(Website and app data records)
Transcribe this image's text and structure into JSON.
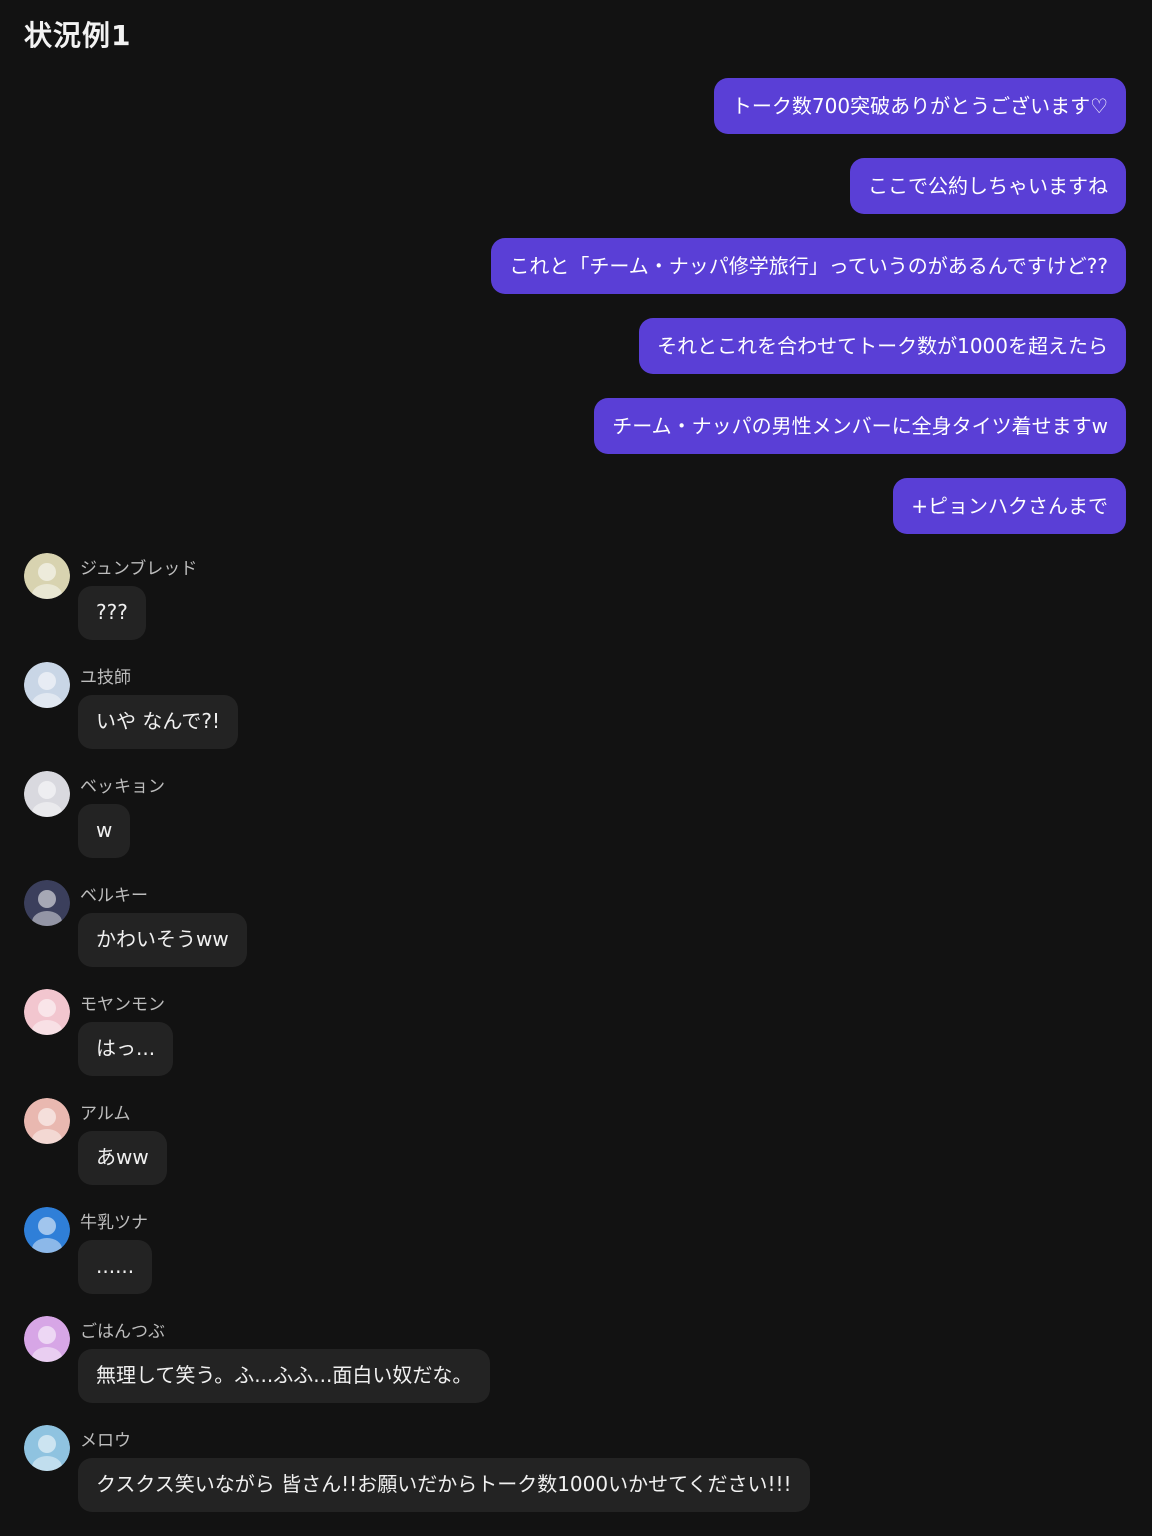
{
  "title": "状況例1",
  "colors": {
    "background": "#121212",
    "sent_bubble": "#5a3fd6",
    "received_bubble": "#232323"
  },
  "sent_messages": [
    "トーク数700突破ありがとうございます♡",
    "ここで公約しちゃいますね",
    "これと「チーム・ナッパ修学旅行」っていうのがあるんですけど??",
    "それとこれを合わせてトーク数が1000を超えたら",
    "チーム・ナッパの男性メンバーに全身タイツ着せますw",
    "+ピョンハクさんまで"
  ],
  "received_messages": [
    {
      "sender": "ジュンブレッド",
      "text": "???",
      "avatar_color": "#d8d3b0"
    },
    {
      "sender": "ユ技師",
      "text": "いや なんで?!",
      "avatar_color": "#c9d6e6"
    },
    {
      "sender": "ベッキョン",
      "text": "w",
      "avatar_color": "#d9d9df"
    },
    {
      "sender": "ベルキー",
      "text": "かわいそうww",
      "avatar_color": "#3b3f5c"
    },
    {
      "sender": "モヤンモン",
      "text": "はっ...",
      "avatar_color": "#f2c6cf"
    },
    {
      "sender": "アルム",
      "text": "あww",
      "avatar_color": "#e9b8b0"
    },
    {
      "sender": "牛乳ツナ",
      "text": "......",
      "avatar_color": "#2f7fd8"
    },
    {
      "sender": "ごはんつぶ",
      "text": "無理して笑う。ふ...ふふ...面白い奴だな。",
      "avatar_color": "#d7a6e6"
    },
    {
      "sender": "メロウ",
      "text": "クスクス笑いながら 皆さん!!お願いだからトーク数1000いかせてください!!!",
      "avatar_color": "#8fc3e0"
    }
  ]
}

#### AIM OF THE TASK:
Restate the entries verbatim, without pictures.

#### RESULT OF THIS TASK:
Transcribe this image's text and structure into JSON.
{
  "title": "状況例1",
  "colors": {
    "background": "#121212",
    "sent_bubble": "#5a3fd6",
    "received_bubble": "#232323"
  },
  "sent_messages": [
    "トーク数700突破ありがとうございます♡",
    "ここで公約しちゃいますね",
    "これと「チーム・ナッパ修学旅行」っていうのがあるんですけど??",
    "それとこれを合わせてトーク数が1000を超えたら",
    "チーム・ナッパの男性メンバーに全身タイツ着せますw",
    "+ピョンハクさんまで"
  ],
  "received_messages": [
    {
      "sender": "ジュンブレッド",
      "text": "???",
      "avatar_color": "#d8d3b0"
    },
    {
      "sender": "ユ技師",
      "text": "いや なんで?!",
      "avatar_color": "#c9d6e6"
    },
    {
      "sender": "ベッキョン",
      "text": "w",
      "avatar_color": "#d9d9df"
    },
    {
      "sender": "ベルキー",
      "text": "かわいそうww",
      "avatar_color": "#3b3f5c"
    },
    {
      "sender": "モヤンモン",
      "text": "はっ...",
      "avatar_color": "#f2c6cf"
    },
    {
      "sender": "アルム",
      "text": "あww",
      "avatar_color": "#e9b8b0"
    },
    {
      "sender": "牛乳ツナ",
      "text": "......",
      "avatar_color": "#2f7fd8"
    },
    {
      "sender": "ごはんつぶ",
      "text": "無理して笑う。ふ...ふふ...面白い奴だな。",
      "avatar_color": "#d7a6e6"
    },
    {
      "sender": "メロウ",
      "text": "クスクス笑いながら 皆さん!!お願いだからトーク数1000いかせてください!!!",
      "avatar_color": "#8fc3e0"
    }
  ]
}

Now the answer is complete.